■ **Exercise instructions**
Find the word "Lighting" in the data, then copy each line where it is found.

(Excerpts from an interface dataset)
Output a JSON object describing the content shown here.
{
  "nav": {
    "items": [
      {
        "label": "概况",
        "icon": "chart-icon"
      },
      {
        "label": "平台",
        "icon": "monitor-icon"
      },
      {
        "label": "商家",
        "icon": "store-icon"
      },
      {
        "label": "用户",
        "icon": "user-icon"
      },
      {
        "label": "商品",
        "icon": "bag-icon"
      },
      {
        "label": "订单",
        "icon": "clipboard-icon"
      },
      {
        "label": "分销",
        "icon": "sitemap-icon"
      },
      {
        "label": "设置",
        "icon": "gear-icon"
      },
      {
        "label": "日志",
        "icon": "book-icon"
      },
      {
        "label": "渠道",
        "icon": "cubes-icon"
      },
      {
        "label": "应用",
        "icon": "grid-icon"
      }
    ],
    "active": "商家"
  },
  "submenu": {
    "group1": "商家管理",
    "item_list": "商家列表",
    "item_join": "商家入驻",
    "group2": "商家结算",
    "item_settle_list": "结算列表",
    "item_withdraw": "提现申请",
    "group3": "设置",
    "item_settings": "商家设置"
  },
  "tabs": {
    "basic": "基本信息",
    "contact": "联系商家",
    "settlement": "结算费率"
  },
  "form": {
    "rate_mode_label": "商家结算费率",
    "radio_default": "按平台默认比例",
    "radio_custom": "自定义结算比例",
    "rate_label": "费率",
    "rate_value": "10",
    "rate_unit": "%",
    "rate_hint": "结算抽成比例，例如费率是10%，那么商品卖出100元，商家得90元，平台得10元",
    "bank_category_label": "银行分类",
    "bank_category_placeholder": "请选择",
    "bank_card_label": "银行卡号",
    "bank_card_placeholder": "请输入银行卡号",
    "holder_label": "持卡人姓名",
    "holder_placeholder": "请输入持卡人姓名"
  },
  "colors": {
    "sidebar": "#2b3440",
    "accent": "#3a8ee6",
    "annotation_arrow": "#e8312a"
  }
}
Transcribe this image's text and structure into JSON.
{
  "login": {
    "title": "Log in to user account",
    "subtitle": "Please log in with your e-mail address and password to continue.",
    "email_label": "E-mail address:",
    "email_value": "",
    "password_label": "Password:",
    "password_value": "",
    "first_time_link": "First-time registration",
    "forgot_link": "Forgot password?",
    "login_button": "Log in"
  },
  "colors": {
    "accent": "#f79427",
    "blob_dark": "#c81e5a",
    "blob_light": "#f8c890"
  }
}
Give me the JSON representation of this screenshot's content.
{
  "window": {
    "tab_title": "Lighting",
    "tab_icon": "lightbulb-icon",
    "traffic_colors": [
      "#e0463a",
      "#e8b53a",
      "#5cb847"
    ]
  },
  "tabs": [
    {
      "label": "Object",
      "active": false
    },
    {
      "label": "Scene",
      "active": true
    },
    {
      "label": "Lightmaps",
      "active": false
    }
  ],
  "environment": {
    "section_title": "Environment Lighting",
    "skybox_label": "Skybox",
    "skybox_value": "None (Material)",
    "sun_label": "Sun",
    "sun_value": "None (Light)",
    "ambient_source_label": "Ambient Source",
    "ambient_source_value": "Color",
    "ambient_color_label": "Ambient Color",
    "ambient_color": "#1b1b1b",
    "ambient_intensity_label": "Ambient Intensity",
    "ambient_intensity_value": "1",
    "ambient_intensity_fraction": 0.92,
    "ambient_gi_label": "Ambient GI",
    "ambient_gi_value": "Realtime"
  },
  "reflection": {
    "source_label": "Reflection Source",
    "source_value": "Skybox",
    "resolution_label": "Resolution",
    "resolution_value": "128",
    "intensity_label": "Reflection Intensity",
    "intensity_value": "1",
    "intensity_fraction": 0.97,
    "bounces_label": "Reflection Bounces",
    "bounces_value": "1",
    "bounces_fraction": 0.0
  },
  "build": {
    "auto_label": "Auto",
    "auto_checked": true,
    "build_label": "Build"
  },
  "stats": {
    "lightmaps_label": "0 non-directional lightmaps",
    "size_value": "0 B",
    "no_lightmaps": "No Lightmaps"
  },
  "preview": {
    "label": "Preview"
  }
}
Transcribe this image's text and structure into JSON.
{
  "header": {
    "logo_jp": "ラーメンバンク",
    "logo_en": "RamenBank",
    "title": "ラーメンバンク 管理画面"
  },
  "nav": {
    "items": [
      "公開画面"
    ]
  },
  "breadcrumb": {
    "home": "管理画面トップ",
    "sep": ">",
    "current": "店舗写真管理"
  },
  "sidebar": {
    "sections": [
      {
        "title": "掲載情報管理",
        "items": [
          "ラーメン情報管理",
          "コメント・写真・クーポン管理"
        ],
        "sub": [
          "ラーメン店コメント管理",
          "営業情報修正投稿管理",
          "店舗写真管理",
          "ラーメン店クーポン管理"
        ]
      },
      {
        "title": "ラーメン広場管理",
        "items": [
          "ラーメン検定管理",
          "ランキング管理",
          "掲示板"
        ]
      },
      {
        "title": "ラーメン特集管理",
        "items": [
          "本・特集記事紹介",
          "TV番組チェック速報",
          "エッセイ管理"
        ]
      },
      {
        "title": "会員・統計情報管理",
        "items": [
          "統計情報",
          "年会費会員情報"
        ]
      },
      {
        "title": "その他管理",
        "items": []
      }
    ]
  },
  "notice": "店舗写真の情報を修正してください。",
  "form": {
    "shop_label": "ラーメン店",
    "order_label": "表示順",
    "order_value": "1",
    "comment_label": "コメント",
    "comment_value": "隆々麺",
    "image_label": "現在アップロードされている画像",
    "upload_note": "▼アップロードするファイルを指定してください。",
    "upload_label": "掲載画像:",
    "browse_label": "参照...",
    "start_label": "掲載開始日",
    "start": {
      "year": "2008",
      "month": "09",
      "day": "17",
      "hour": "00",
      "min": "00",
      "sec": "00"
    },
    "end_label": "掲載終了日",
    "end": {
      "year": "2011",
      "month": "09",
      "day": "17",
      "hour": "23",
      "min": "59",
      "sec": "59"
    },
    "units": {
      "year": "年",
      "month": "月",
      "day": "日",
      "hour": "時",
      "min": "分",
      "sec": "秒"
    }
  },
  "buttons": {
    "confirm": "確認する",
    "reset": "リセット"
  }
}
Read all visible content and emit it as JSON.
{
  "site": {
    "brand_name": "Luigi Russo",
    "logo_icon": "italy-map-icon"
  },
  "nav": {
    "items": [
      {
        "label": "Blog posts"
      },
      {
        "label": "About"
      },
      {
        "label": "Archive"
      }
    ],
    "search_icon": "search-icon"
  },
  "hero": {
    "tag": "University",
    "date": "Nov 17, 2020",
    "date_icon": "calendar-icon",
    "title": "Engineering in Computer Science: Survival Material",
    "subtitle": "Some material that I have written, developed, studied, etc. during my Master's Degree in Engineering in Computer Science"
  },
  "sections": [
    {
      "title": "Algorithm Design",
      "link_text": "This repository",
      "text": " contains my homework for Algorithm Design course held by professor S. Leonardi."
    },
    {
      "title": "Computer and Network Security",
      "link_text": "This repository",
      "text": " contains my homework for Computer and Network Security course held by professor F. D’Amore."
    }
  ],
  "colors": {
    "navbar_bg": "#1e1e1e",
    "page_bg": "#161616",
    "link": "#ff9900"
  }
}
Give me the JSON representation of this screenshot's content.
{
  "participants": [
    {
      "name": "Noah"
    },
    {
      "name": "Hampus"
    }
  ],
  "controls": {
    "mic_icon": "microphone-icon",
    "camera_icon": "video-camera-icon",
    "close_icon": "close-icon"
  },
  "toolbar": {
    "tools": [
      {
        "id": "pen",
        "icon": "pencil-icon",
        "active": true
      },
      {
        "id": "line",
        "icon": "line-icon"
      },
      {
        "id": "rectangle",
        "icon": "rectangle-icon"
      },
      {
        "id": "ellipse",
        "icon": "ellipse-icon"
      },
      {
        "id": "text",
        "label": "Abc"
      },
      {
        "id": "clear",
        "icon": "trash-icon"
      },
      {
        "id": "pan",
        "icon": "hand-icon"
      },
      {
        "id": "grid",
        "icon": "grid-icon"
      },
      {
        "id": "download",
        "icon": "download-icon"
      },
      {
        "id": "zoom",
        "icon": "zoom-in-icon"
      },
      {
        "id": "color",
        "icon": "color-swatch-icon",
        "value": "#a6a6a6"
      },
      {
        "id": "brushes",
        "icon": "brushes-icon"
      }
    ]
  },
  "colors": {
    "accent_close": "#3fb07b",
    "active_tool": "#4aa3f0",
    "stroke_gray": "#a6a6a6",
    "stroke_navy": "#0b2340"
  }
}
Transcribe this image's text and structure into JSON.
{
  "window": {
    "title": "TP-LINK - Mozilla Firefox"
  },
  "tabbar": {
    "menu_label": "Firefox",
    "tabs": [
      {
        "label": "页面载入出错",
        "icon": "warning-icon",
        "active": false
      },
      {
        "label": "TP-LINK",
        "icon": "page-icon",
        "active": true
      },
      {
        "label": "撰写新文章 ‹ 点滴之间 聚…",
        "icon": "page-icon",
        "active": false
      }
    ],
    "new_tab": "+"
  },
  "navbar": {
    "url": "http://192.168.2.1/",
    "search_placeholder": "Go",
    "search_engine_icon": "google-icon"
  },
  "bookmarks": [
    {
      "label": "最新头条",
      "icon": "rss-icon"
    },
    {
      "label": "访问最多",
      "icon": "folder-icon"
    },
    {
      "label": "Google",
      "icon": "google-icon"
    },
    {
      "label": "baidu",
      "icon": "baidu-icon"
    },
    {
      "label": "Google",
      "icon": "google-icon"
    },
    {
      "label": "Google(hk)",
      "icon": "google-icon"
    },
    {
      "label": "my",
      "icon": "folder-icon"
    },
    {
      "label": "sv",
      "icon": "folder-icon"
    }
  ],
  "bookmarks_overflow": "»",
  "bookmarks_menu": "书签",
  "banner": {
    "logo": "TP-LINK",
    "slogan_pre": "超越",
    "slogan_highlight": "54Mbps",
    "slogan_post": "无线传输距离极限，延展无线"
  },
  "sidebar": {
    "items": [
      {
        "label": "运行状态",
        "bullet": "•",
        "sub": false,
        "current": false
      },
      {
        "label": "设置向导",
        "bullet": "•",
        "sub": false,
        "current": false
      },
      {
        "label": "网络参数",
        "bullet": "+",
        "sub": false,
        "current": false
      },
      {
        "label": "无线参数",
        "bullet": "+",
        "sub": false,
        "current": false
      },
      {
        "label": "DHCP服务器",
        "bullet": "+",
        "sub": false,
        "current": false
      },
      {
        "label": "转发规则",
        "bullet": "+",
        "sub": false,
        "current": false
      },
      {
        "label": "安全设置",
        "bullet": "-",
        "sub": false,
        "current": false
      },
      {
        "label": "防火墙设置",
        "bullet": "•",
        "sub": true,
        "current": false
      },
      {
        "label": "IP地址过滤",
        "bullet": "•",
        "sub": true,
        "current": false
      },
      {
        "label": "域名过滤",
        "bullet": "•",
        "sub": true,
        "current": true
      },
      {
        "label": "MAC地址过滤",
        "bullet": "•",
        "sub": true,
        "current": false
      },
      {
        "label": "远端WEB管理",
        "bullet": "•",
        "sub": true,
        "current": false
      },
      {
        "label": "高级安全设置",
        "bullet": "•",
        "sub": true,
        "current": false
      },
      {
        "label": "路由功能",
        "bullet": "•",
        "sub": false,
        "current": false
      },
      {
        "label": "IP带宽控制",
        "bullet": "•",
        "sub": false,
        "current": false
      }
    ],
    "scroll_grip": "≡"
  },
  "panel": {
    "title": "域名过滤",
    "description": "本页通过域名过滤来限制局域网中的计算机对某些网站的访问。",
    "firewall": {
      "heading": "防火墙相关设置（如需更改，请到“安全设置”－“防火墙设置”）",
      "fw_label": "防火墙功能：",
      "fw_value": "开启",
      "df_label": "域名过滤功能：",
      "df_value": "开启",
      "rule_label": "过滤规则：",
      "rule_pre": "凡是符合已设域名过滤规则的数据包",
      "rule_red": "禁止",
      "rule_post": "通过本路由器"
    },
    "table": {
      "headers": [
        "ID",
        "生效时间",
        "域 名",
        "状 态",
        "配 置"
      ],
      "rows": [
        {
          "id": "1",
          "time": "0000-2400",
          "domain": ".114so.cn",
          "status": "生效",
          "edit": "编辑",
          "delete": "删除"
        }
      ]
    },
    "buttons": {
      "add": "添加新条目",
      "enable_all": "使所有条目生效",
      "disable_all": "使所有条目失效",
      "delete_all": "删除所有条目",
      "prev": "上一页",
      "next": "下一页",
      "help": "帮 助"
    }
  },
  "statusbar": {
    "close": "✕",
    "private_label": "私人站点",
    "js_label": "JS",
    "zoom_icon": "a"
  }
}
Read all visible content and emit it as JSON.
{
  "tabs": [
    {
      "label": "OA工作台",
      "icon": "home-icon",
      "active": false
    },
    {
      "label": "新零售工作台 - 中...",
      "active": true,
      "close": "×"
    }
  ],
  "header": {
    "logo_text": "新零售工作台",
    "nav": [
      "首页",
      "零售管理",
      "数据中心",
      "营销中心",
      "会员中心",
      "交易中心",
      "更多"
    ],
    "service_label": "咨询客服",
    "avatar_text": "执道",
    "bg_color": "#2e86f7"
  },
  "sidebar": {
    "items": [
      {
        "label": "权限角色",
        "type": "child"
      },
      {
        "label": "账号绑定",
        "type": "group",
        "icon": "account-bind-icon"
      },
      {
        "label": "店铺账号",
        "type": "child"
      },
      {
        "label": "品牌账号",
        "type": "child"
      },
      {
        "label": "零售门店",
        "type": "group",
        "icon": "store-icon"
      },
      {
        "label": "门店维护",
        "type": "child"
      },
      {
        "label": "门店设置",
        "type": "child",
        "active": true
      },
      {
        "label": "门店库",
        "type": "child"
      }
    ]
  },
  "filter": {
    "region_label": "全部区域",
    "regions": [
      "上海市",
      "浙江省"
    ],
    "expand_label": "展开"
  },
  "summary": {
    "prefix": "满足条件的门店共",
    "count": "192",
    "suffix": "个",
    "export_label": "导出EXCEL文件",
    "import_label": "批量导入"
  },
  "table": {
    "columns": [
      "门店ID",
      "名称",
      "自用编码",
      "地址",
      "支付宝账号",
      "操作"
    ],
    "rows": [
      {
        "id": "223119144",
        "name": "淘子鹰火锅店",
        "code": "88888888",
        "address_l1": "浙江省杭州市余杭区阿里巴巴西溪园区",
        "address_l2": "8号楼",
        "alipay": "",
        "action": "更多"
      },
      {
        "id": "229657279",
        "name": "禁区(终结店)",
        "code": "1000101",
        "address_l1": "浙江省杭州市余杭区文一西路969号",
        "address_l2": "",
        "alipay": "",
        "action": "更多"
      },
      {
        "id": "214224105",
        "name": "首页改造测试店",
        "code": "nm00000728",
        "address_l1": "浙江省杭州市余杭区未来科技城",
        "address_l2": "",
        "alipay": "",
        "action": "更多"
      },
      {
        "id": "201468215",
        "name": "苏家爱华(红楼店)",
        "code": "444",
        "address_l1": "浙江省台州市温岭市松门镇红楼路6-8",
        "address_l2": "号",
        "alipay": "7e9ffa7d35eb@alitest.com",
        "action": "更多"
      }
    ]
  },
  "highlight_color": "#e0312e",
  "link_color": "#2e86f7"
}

■ **Exercise solution**
    "tab_title": "Lighting",
    "section_title": "Environment Lighting",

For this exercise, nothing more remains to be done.